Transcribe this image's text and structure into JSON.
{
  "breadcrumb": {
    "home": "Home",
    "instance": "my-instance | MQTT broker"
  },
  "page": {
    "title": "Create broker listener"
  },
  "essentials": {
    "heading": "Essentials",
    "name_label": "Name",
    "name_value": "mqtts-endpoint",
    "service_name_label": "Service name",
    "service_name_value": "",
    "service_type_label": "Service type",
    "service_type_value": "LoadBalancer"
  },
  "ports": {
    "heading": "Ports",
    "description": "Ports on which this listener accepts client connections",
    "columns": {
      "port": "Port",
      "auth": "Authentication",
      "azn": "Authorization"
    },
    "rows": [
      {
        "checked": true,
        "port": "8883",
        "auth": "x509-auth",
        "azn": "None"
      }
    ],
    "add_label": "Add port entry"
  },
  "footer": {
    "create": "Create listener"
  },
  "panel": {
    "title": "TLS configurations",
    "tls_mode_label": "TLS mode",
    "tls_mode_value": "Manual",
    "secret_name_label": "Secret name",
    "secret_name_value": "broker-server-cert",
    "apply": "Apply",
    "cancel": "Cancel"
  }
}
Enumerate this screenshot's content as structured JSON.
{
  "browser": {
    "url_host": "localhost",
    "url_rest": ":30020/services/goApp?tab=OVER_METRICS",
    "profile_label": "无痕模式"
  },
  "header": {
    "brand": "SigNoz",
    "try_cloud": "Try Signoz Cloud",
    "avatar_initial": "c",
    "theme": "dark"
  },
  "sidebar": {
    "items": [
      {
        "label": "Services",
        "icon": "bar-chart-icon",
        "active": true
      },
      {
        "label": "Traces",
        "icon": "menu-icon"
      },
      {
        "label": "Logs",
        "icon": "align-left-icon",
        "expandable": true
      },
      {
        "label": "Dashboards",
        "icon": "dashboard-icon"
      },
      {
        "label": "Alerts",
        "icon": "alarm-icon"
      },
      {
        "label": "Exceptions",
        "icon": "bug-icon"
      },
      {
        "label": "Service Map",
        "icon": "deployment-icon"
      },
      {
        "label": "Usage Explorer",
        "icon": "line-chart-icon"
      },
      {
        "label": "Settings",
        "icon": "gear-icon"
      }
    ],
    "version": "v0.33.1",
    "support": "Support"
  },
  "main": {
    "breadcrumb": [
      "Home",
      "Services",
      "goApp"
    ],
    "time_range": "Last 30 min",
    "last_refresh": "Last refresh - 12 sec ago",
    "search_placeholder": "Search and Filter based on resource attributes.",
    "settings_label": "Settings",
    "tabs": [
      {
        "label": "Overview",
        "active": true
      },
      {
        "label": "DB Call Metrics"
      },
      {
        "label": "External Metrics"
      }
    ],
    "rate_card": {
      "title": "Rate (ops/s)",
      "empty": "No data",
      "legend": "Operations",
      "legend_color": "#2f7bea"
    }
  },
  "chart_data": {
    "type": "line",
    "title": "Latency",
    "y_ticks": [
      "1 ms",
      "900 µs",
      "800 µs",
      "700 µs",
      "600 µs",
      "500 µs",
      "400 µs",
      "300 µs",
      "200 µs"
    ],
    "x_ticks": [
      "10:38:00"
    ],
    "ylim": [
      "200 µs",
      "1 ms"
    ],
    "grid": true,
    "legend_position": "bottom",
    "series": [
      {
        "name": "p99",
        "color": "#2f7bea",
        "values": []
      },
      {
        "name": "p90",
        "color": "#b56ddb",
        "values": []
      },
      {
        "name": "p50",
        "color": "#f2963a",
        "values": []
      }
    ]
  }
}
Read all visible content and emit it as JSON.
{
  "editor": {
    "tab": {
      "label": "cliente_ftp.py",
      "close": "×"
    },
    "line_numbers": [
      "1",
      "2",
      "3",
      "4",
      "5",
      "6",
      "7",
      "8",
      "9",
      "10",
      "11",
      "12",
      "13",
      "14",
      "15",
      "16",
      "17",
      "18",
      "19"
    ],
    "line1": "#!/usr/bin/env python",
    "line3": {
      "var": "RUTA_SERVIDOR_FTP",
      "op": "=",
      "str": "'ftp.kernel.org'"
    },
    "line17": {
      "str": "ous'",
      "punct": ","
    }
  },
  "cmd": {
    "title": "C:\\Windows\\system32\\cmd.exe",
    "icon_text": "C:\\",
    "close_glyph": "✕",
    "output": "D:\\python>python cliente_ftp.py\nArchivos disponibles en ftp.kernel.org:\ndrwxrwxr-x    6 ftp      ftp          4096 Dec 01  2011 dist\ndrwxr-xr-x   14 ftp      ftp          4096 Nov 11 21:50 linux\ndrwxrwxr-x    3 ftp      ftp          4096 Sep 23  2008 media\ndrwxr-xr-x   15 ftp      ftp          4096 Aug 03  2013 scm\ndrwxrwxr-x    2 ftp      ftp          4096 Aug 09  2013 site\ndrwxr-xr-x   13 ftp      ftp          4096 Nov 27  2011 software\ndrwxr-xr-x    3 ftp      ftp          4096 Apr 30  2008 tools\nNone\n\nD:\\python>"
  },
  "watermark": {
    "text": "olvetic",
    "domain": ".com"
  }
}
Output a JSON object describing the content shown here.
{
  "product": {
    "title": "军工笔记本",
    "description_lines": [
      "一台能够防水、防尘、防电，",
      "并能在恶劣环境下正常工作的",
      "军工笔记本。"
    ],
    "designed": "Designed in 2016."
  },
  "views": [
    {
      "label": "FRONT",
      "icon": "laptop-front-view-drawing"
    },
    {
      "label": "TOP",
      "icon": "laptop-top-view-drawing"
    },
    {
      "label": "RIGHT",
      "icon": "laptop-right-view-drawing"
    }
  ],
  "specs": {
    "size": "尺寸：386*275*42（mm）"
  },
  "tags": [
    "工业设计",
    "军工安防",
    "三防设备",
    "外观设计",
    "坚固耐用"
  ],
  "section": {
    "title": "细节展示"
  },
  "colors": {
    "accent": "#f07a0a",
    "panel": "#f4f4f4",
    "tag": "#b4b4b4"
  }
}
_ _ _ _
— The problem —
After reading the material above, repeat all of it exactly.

— Output below —
Transcribe this image's text and structure into JSON.
{
  "breadcrumb": {
    "home": "Home",
    "instance": "my-instance | MQTT broker"
  },
  "page": {
    "title": "Create broker listener"
  },
  "essentials": {
    "heading": "Essentials",
    "name_label": "Name",
    "name_value": "mqtts-endpoint",
    "service_name_label": "Service name",
    "service_name_value": "",
    "service_type_label": "Service type",
    "service_type_value": "LoadBalancer"
  },
  "ports": {
    "heading": "Ports",
    "description": "Ports on which this listener accepts client connections",
    "columns": {
      "port": "Port",
      "auth": "Authentication",
      "azn": "Authorization"
    },
    "rows": [
      {
        "checked": true,
        "port": "8883",
        "auth": "x509-auth",
        "azn": "None"
      }
    ],
    "add_label": "Add port entry"
  },
  "footer": {
    "create": "Create listener"
  },
  "panel": {
    "title": "TLS configurations",
    "tls_mode_label": "TLS mode",
    "tls_mode_value": "Manual",
    "secret_name_label": "Secret name",
    "secret_name_value": "broker-server-cert",
    "apply": "Apply",
    "cancel": "Cancel"
  }
}
Enumerate this screenshot's content as structured JSON.
{
  "browser": {
    "url_host": "localhost",
    "url_rest": ":30020/services/goApp?tab=OVER_METRICS",
    "profile_label": "无痕模式"
  },
  "header": {
    "brand": "SigNoz",
    "try_cloud": "Try Signoz Cloud",
    "avatar_initial": "c",
    "theme": "dark"
  },
  "sidebar": {
    "items": [
      {
        "label": "Services",
        "icon": "bar-chart-icon",
        "active": true
      },
      {
        "label": "Traces",
        "icon": "menu-icon"
      },
      {
        "label": "Logs",
        "icon": "align-left-icon",
        "expandable": true
      },
      {
        "label": "Dashboards",
        "icon": "dashboard-icon"
      },
      {
        "label": "Alerts",
        "icon": "alarm-icon"
      },
      {
        "label": "Exceptions",
        "icon": "bug-icon"
      },
      {
        "label": "Service Map",
        "icon": "deployment-icon"
      },
      {
        "label": "Usage Explorer",
        "icon": "line-chart-icon"
      },
      {
        "label": "Settings",
        "icon": "gear-icon"
      }
    ],
    "version": "v0.33.1",
    "support": "Support"
  },
  "main": {
    "breadcrumb": [
      "Home",
      "Services",
      "goApp"
    ],
    "time_range": "Last 30 min",
    "last_refresh": "Last refresh - 12 sec ago",
    "search_placeholder": "Search and Filter based on resource attributes.",
    "settings_label": "Settings",
    "tabs": [
      {
        "label": "Overview",
        "active": true
      },
      {
        "label": "DB Call Metrics"
      },
      {
        "label": "External Metrics"
      }
    ],
    "rate_card": {
      "title": "Rate (ops/s)",
      "empty": "No data",
      "legend": "Operations",
      "legend_color": "#2f7bea"
    }
  },
  "chart_data": {
    "type": "line",
    "title": "Latency",
    "y_ticks": [
      "1 ms",
      "900 µs",
      "800 µs",
      "700 µs",
      "600 µs",
      "500 µs",
      "400 µs",
      "300 µs",
      "200 µs"
    ],
    "x_ticks": [
      "10:38:00"
    ],
    "ylim": [
      "200 µs",
      "1 ms"
    ],
    "grid": true,
    "legend_position": "bottom",
    "series": [
      {
        "name": "p99",
        "color": "#2f7bea",
        "values": []
      },
      {
        "name": "p90",
        "color": "#b56ddb",
        "values": []
      },
      {
        "name": "p50",
        "color": "#f2963a",
        "values": []
      }
    ]
  }
}
Read all visible content and emit it as JSON.
{
  "editor": {
    "tab": {
      "label": "cliente_ftp.py",
      "close": "×"
    },
    "line_numbers": [
      "1",
      "2",
      "3",
      "4",
      "5",
      "6",
      "7",
      "8",
      "9",
      "10",
      "11",
      "12",
      "13",
      "14",
      "15",
      "16",
      "17",
      "18",
      "19"
    ],
    "line1": "#!/usr/bin/env python",
    "line3": {
      "var": "RUTA_SERVIDOR_FTP",
      "op": "=",
      "str": "'ftp.kernel.org'"
    },
    "line17": {
      "str": "ous'",
      "punct": ","
    }
  },
  "cmd": {
    "title": "C:\\Windows\\system32\\cmd.exe",
    "icon_text": "C:\\",
    "close_glyph": "✕",
    "output": "D:\\python>python cliente_ftp.py\nArchivos disponibles en ftp.kernel.org:\ndrwxrwxr-x    6 ftp      ftp          4096 Dec 01  2011 dist\ndrwxr-xr-x   14 ftp      ftp          4096 Nov 11 21:50 linux\ndrwxrwxr-x    3 ftp      ftp          4096 Sep 23  2008 media\ndrwxr-xr-x   15 ftp      ftp          4096 Aug 03  2013 scm\ndrwxrwxr-x    2 ftp      ftp          4096 Aug 09  2013 site\ndrwxr-xr-x   13 ftp      ftp          4096 Nov 27  2011 software\ndrwxr-xr-x    3 ftp      ftp          4096 Apr 30  2008 tools\nNone\n\nD:\\python>"
  },
  "watermark": {
    "text": "olvetic",
    "domain": ".com"
  }
}
Output a JSON object describing the content shown here.
{
  "product": {
    "title": "军工笔记本",
    "description_lines": [
      "一台能够防水、防尘、防电，",
      "并能在恶劣环境下正常工作的",
      "军工笔记本。"
    ],
    "designed": "Designed in 2016."
  },
  "views": [
    {
      "label": "FRONT",
      "icon": "laptop-front-view-drawing"
    },
    {
      "label": "TOP",
      "icon": "laptop-top-view-drawing"
    },
    {
      "label": "RIGHT",
      "icon": "laptop-right-view-drawing"
    }
  ],
  "specs": {
    "size": "尺寸：386*275*42（mm）"
  },
  "tags": [
    "工业设计",
    "军工安防",
    "三防设备",
    "外观设计",
    "坚固耐用"
  ],
  "section": {
    "title": "细节展示"
  },
  "colors": {
    "accent": "#f07a0a",
    "panel": "#f4f4f4",
    "tag": "#b4b4b4"
  }
}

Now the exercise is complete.